[Records from a collection]
▼
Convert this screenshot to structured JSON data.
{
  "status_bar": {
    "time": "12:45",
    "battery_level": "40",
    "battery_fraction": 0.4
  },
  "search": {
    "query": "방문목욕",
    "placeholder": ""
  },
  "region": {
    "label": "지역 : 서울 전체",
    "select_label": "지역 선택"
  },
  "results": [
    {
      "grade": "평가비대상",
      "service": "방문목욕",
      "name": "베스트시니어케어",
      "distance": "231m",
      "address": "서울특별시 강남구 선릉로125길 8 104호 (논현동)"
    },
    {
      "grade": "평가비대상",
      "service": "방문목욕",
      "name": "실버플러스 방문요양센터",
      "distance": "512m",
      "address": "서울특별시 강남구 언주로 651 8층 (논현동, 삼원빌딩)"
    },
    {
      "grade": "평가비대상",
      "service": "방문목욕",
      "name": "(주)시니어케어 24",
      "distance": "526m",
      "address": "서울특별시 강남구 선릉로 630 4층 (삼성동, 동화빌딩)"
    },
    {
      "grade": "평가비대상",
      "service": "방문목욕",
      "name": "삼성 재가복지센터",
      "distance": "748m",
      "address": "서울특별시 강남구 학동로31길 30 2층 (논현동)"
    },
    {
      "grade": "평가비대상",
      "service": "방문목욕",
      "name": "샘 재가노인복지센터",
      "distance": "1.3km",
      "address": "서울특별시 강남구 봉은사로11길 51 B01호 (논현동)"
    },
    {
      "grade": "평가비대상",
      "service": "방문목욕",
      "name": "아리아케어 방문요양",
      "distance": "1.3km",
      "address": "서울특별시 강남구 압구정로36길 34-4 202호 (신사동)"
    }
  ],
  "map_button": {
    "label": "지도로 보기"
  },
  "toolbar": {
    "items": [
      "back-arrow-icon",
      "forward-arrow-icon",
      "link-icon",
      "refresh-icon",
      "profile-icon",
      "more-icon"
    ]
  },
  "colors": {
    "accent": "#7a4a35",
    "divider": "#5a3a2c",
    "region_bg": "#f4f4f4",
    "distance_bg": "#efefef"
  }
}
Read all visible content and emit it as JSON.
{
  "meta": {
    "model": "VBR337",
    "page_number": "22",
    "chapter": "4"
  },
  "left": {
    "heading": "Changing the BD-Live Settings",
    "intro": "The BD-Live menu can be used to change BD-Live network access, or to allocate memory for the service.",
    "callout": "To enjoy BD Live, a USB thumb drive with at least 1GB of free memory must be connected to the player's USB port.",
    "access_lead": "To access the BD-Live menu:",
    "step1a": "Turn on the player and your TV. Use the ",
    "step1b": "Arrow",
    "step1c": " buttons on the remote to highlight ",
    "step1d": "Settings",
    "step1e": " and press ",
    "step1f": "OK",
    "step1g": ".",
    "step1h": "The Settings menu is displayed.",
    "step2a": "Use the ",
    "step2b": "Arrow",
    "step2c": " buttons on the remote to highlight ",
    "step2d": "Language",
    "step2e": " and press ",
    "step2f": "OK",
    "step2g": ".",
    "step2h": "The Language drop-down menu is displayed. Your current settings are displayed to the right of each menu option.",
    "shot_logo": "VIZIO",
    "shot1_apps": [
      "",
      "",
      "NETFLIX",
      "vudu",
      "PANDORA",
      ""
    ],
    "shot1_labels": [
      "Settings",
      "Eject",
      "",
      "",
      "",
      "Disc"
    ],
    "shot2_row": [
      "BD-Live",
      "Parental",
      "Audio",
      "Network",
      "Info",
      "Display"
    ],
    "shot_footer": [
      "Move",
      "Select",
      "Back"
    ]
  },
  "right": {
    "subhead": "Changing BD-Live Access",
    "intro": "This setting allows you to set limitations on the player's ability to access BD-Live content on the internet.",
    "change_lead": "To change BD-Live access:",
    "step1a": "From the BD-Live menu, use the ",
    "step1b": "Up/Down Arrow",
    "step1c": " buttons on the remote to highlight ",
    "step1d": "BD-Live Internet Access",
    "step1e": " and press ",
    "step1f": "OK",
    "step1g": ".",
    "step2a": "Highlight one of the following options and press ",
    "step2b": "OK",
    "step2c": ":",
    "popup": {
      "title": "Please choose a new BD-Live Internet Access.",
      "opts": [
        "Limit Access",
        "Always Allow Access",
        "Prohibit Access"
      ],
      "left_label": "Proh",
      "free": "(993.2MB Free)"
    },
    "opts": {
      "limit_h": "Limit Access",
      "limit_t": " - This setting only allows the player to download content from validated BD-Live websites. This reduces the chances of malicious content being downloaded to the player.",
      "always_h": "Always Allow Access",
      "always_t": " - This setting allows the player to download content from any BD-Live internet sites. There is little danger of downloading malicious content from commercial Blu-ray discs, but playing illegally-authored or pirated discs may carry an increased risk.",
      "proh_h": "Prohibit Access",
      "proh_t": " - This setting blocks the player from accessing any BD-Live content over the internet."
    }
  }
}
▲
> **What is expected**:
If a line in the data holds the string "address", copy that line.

> **Answer to the problem**:
      "address": "서울특별시 강남구 선릉로125길 8 104호 (논현동)"
      "address": "서울특별시 강남구 언주로 651 8층 (논현동, 삼원빌딩)"
      "address": "서울특별시 강남구 선릉로 630 4층 (삼성동, 동화빌딩)"
      "address": "서울특별시 강남구 학동로31길 30 2층 (논현동)"
      "address": "서울특별시 강남구 봉은사로11길 51 B01호 (논현동)"
      "address": "서울특별시 강남구 압구정로36길 34-4 202호 (신사동)"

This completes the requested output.